Additionally, during the COVID-19 pandemic, an increase in demand for 3D printing in the healthcare sector can be attributed to supply chain disruptions. That has made it difficult to obtain sufficient amounts of suitable personal protective equipment (PPE), testing materials, and other medical devices needed to fight against the pandemic. As a result, 3D printing has played a crucial role in producing these essential life science items.
The market for 3D bioprinting is rapidly expanding. Similar to traditional 3D printing, this technique is specifically used to print biological materials. Aspect Biosystems, a Canadian startup, is a pioneer in this field, focusing on 3D bioprinting of human tissues.
The use of biometric devices is the last of medtech industry trends to discuss. It continues
to grow is critical in increasing awareness of ongoing health tracking. The trend has also
contributed to the widespread adoption of wearables. Many medical technology companies are
developing various devices that track multiple metrics, from physical activity to women's
health. These devices are part of the Internet of Medical Things (IoMT). And often coupled
with big data technology, they can create a robust circular healthcare system.
According to Research and Markets, the wearable technology industry is expected to grow at a compound annual growth rate (CAGR) of over 25% from 2020 to 2027. The report also predicts that the wearable market will exceed $60.4 billion by 2027.
As the medtech industry quickens and evolves in the coming years, it will face challenges
and opportunities. Solutions that improve patient monitoring and overall care while reducing
costs will encounter fewer obstacles in adoption. That allows for more opportunities to
bring value to each healthcare system and change healthcare providers' current standards
regarding inpatient and outpatient treatments.

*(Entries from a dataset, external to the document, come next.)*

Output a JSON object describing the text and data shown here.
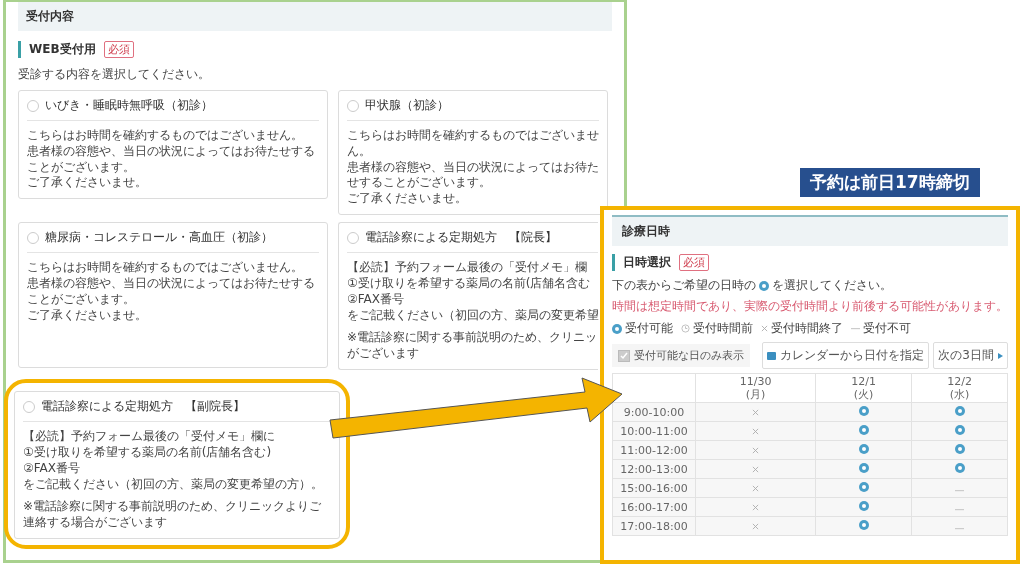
{
  "annotation_label": "予約は前日17時締切",
  "left_panel": {
    "header": "受付内容",
    "section_title": "WEB受付用",
    "required_tag": "必須",
    "instruction": "受診する内容を選択してください。",
    "options": [
      {
        "title": "いびき・睡眠時無呼吸（初診）",
        "selected": false,
        "highlighted": false,
        "paragraphs": [
          [
            "こちらはお時間を確約するものではございません。",
            "患者様の容態や、当日の状況によってはお待たせすることがございます。",
            "ご了承くださいませ。"
          ]
        ]
      },
      {
        "title": "甲状腺（初診）",
        "selected": false,
        "highlighted": false,
        "paragraphs": [
          [
            "こちらはお時間を確約するものではございません。",
            "患者様の容態や、当日の状況によってはお待たせすることがございます。",
            "ご了承くださいませ。"
          ]
        ]
      },
      {
        "title": "糖尿病・コレステロール・高血圧（初診）",
        "selected": false,
        "highlighted": false,
        "paragraphs": [
          [
            "こちらはお時間を確約するものではございません。",
            "患者様の容態や、当日の状況によってはお待たせすることがございます。",
            "ご了承くださいませ。"
          ]
        ]
      },
      {
        "title": "電話診察による定期処方　【院長】",
        "selected": false,
        "highlighted": false,
        "cut": true,
        "paragraphs": [
          [
            "【必読】予約フォーム最後の「受付メモ」欄",
            "①受け取りを希望する薬局の名前(店舗名含む",
            "②FAX番号",
            "をご記載ください（初回の方、薬局の変更希望"
          ],
          [
            "※電話診察に関する事前説明のため、クリニッ",
            "がございます"
          ]
        ]
      },
      {
        "title": "電話診察による定期処方　【副院長】",
        "selected": false,
        "highlighted": true,
        "paragraphs": [
          [
            "【必読】予約フォーム最後の「受付メモ」欄に",
            "①受け取りを希望する薬局の名前(店舗名含む)",
            "②FAX番号",
            "をご記載ください（初回の方、薬局の変更希望の方）。"
          ],
          [
            "※電話診察に関する事前説明のため、クリニックよりご連絡する場合がございます"
          ]
        ]
      }
    ]
  },
  "right_panel": {
    "header": "診療日時",
    "section_title": "日時選択",
    "required_tag": "必須",
    "instruction_before": "下の表からご希望の日時の",
    "instruction_after": "を選択してください。",
    "note": "時間は想定時間であり、実際の受付時間より前後する可能性があります。",
    "legend": [
      {
        "kind": "available",
        "label": "受付可能"
      },
      {
        "kind": "before",
        "label": "受付時間前"
      },
      {
        "kind": "closed",
        "label": "受付時間終了"
      },
      {
        "kind": "unavailable",
        "label": "受付不可"
      }
    ],
    "filter": {
      "label": "受付可能な日のみ表示",
      "checked": true
    },
    "calendar_button": "カレンダーから日付を指定",
    "next_button": "次の3日間",
    "days": [
      {
        "date": "11/30",
        "weekday": "(月)"
      },
      {
        "date": "12/1",
        "weekday": "(火)"
      },
      {
        "date": "12/2",
        "weekday": "(水)"
      }
    ],
    "slots": [
      {
        "time": "9:00-10:00",
        "cells": [
          {
            "kind": "closed"
          },
          {
            "kind": "available"
          },
          {
            "kind": "available"
          }
        ]
      },
      {
        "time": "10:00-11:00",
        "cells": [
          {
            "kind": "closed"
          },
          {
            "kind": "available"
          },
          {
            "kind": "available"
          }
        ]
      },
      {
        "time": "11:00-12:00",
        "cells": [
          {
            "kind": "closed"
          },
          {
            "kind": "available"
          },
          {
            "kind": "available"
          }
        ]
      },
      {
        "time": "12:00-13:00",
        "cells": [
          {
            "kind": "closed"
          },
          {
            "kind": "available"
          },
          {
            "kind": "available"
          }
        ]
      },
      {
        "time": "15:00-16:00",
        "cells": [
          {
            "kind": "closed"
          },
          {
            "kind": "available"
          },
          {
            "kind": "unavailable"
          }
        ]
      },
      {
        "time": "16:00-17:00",
        "cells": [
          {
            "kind": "closed"
          },
          {
            "kind": "available"
          },
          {
            "kind": "unavailable"
          }
        ]
      },
      {
        "time": "17:00-18:00",
        "cells": [
          {
            "kind": "closed"
          },
          {
            "kind": "available"
          },
          {
            "kind": "unavailable"
          }
        ]
      }
    ]
  }
}
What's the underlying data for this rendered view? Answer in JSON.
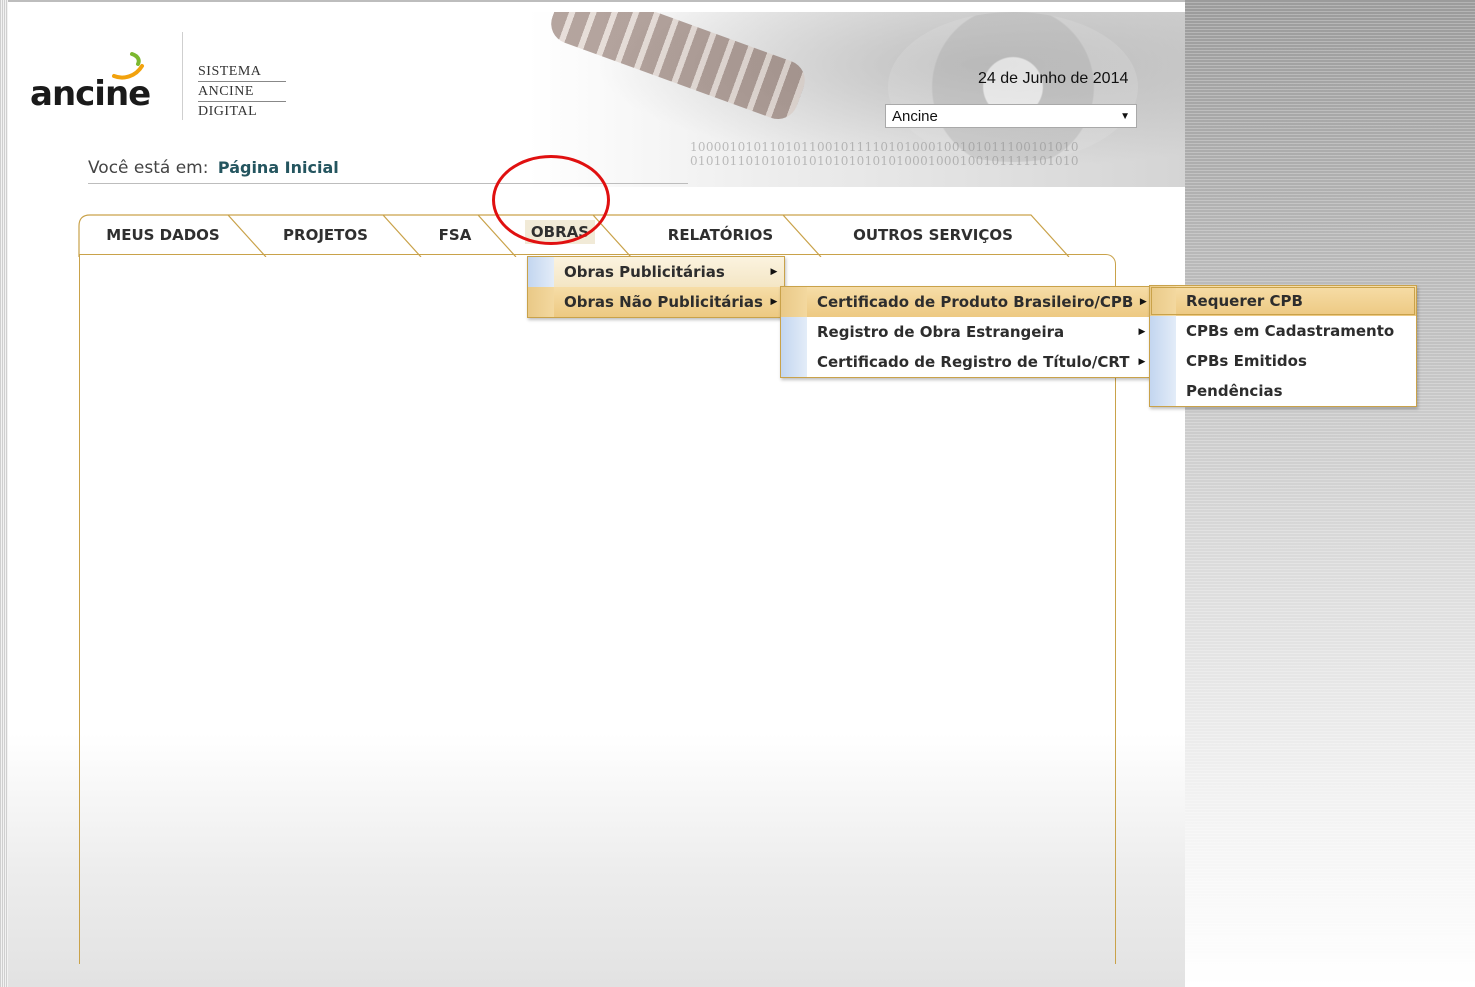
{
  "header": {
    "logo_text": "ancine",
    "logo_subtitle_lines": [
      "SISTEMA",
      "ANCINE",
      "DIGITAL"
    ],
    "binary_line1": "1000010101101011001011110101000100101011100101010",
    "binary_line2": "0101011010101010101010101010001000100101111101010",
    "date": "24 de Junho de 2014",
    "entity_select": {
      "value": "Ancine"
    }
  },
  "breadcrumb": {
    "prefix": "Você está em:",
    "current": "Página Inicial"
  },
  "tabs": [
    {
      "label": "MEUS DADOS"
    },
    {
      "label": "PROJETOS"
    },
    {
      "label": "FSA"
    },
    {
      "label": "OBRAS"
    },
    {
      "label": "RELATÓRIOS"
    },
    {
      "label": "OUTROS SERVIÇOS"
    }
  ],
  "menu_level1": [
    {
      "label": "Obras Publicitárias"
    },
    {
      "label": "Obras Não Publicitárias"
    }
  ],
  "menu_level2": [
    {
      "label": "Certificado de Produto Brasileiro/CPB"
    },
    {
      "label": "Registro de Obra Estrangeira"
    },
    {
      "label": "Certificado de Registro de Título/CRT"
    }
  ],
  "menu_level3": [
    {
      "label": "Requerer CPB"
    },
    {
      "label": "CPBs em Cadastramento"
    },
    {
      "label": "CPBs Emitidos"
    },
    {
      "label": "Pendências"
    }
  ],
  "colors": {
    "accent_border": "#c9a24a",
    "menu_highlight": "#edc982",
    "annotation": "#e01010",
    "breadcrumb_link": "#24555f"
  }
}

However, the mentioned trends in medtech must also address new challenges, such as establishing a reliable supply chain, addressing the growing global climate crisis, and promoting long-term sustainable solutions. If modern medical technology can continue to prove its ability to deliver better clinical outcomes, the future will remain promising for medical device manufacturers and their medtech solutions.